TASK INPUTS section start

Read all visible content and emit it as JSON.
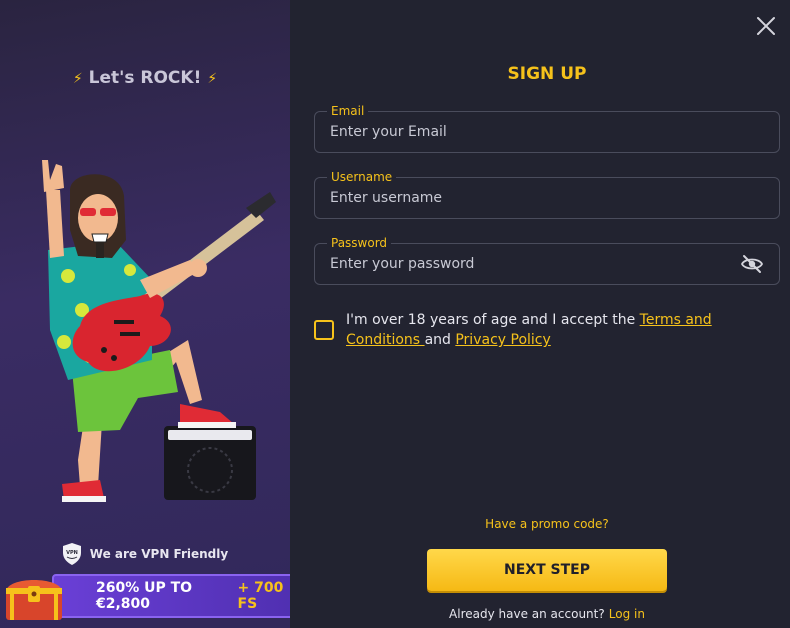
{
  "left_panel": {
    "tagline": "Let's ROCK!",
    "vpn_text": "We are VPN Friendly",
    "vpn_badge": "VPN",
    "bonus_main": "260% UP TO €2,800",
    "bonus_extra": "+ 700 FS"
  },
  "form": {
    "title": "SIGN UP",
    "email": {
      "label": "Email",
      "placeholder": "Enter your Email",
      "value": ""
    },
    "username": {
      "label": "Username",
      "placeholder": "Enter username",
      "value": ""
    },
    "password": {
      "label": "Password",
      "placeholder": "Enter your password",
      "value": ""
    },
    "consent": {
      "checked": false,
      "text_before": "I'm over 18 years of age and I accept the ",
      "terms_link": "Terms and Conditions ",
      "text_mid": "and ",
      "privacy_link": "Privacy Policy"
    },
    "promo_link": "Have a promo code?",
    "next_button": "NEXT STEP",
    "login_prompt": "Already have an account?",
    "login_link": "Log in"
  },
  "colors": {
    "accent": "#f6c21b",
    "background": "#222330",
    "panel": "#3a2c63",
    "bonus_bar": "#6a3fd6"
  },
  "icons": [
    "close-icon",
    "eye-off-icon",
    "lightning-icon",
    "vpn-shield-icon",
    "treasure-chest-icon"
  ]
}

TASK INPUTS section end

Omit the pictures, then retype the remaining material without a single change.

Read all visible content and emit it as JSON.
{
  "left_panel": {
    "tagline": "Let's ROCK!",
    "vpn_text": "We are VPN Friendly",
    "vpn_badge": "VPN",
    "bonus_main": "260% UP TO €2,800",
    "bonus_extra": "+ 700 FS"
  },
  "form": {
    "title": "SIGN UP",
    "email": {
      "label": "Email",
      "placeholder": "Enter your Email",
      "value": ""
    },
    "username": {
      "label": "Username",
      "placeholder": "Enter username",
      "value": ""
    },
    "password": {
      "label": "Password",
      "placeholder": "Enter your password",
      "value": ""
    },
    "consent": {
      "checked": false,
      "text_before": "I'm over 18 years of age and I accept the ",
      "terms_link": "Terms and Conditions ",
      "text_mid": "and ",
      "privacy_link": "Privacy Policy"
    },
    "promo_link": "Have a promo code?",
    "next_button": "NEXT STEP",
    "login_prompt": "Already have an account?",
    "login_link": "Log in"
  },
  "colors": {
    "accent": "#f6c21b",
    "background": "#222330",
    "panel": "#3a2c63",
    "bonus_bar": "#6a3fd6"
  },
  "icons": [
    "close-icon",
    "eye-off-icon",
    "lightning-icon",
    "vpn-shield-icon",
    "treasure-chest-icon"
  ]
}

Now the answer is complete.